Several roles are defined in Scrum; these are divided into two groups; pigs and chickens, based on a joke about a pig and a chicken.
A pig and a chicken are walking down a road. The chicken looks at the pig and says, "Hey, why don't we open a restaurant?" The pig looks back at the chicken and says, "Good idea, what do you want to call it?" The chicken thinks about it and says, "Why don't we call it 'Ham and Eggs'?" "I don't think so," says the pig, "I'd be committed but you'd only be involved."
Based on this joke, pigs are the ones committed to the Scrum process; they are the ones with "their bacon on the line". Everyone else is a chicken.
Although chickens are not part of the actual Scrum process, they must be taken into account. An important aspect of Agile is the practice of involving users, business and stakeholders into parts of the process. It is important for the chickens to be engaged and provide feedback into the outputs for review and planning of each sprint. Chickens should definitely attend sprint reviews.
Chickens can attend daily Scrums but they have to stand on the periphery. They are not active participants, they can’t interfere with the meeting in any way; this includes talking, gesticulating or making noise. If they have questions or issues to raise, they can approach the ScrumMaster either before or after the daily Scrum meeting. At the end of the daily Scrum, the ScrumMaster may facilitate small breakout discussions that include the chickens; but these sessions must be aligned with the current sprint or part of the very limited time allocated within the sprint for “other stuff”.
Pig Roles (people who are assigned work and accountable for sprint deliverables)
Within the Scrum process, pigs are the people who will make the final decision for their tasks.
Chicken Roles (people who are interested, but are not accountable for sprint deliverables)
Since the chickens might be very vocal if they don’t feel included in the Scrum process, the pigs must find ways to keep them involved all along the project.
Pigs and chickens living together in harmony!
Although these two animals have roles and responsibilities that are very different, at the end of the day it’s about creating synergies between these two. There are a few concerns that can emerge from this relationship; here are the most common ones:
How to leverage the experience or knowledge of chickens?
The ideal way is to assure that the pigs actively seek feedback as needed from the chickens. By having the pigs consistently initiate the process to gather input from the chickens it will help build a long term and trusting relationship.
How to protect the rights of pigs?
Once the “What” has been understood by the pigs, the “How” must be left for the pigs to figure out (while keeping the communication open with the chickens throughout the process). The pigs are not only committed but also experts in delivering solutions.
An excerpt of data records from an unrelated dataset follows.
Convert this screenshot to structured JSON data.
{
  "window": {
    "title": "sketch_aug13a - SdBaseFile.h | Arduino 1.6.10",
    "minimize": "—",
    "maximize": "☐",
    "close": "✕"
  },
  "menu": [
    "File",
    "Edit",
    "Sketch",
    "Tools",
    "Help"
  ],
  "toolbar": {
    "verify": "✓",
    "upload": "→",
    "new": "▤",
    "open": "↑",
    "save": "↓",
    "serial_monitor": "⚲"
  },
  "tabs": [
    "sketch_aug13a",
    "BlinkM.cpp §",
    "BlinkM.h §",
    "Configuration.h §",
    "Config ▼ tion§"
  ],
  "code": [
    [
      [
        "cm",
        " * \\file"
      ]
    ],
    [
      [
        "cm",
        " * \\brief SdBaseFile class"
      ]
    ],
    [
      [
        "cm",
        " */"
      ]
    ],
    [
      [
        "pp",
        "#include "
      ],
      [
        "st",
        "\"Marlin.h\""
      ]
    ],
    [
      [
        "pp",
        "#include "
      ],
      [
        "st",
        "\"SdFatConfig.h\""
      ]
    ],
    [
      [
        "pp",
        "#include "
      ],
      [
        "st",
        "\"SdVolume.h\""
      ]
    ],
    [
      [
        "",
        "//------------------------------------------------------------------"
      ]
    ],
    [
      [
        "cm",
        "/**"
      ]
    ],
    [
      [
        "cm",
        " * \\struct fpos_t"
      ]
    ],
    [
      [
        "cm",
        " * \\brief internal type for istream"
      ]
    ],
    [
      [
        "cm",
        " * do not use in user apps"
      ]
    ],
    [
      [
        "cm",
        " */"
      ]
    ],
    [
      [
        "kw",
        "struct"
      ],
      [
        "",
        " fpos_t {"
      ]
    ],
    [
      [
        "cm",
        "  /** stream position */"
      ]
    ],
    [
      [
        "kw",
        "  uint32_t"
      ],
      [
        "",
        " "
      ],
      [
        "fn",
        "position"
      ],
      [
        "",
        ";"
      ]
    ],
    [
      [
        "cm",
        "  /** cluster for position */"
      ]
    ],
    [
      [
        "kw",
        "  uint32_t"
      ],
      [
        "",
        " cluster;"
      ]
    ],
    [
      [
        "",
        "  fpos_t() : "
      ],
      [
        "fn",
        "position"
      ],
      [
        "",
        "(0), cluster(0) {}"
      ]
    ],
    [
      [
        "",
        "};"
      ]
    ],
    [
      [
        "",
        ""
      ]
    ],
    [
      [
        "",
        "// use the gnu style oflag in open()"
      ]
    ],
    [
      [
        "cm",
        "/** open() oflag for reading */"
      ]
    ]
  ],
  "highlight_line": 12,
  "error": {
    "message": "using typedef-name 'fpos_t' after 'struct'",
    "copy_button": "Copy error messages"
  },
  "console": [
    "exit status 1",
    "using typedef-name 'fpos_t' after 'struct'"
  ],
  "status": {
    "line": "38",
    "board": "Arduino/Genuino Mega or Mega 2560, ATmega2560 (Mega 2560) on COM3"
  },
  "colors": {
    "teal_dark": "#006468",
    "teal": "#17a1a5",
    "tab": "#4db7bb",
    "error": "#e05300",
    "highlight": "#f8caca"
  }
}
This goes back to the old adage about chickens (business users) not presenting solutions in search of a problem, but focusing on the real problem or need and letting the pigs think and propose the right solution.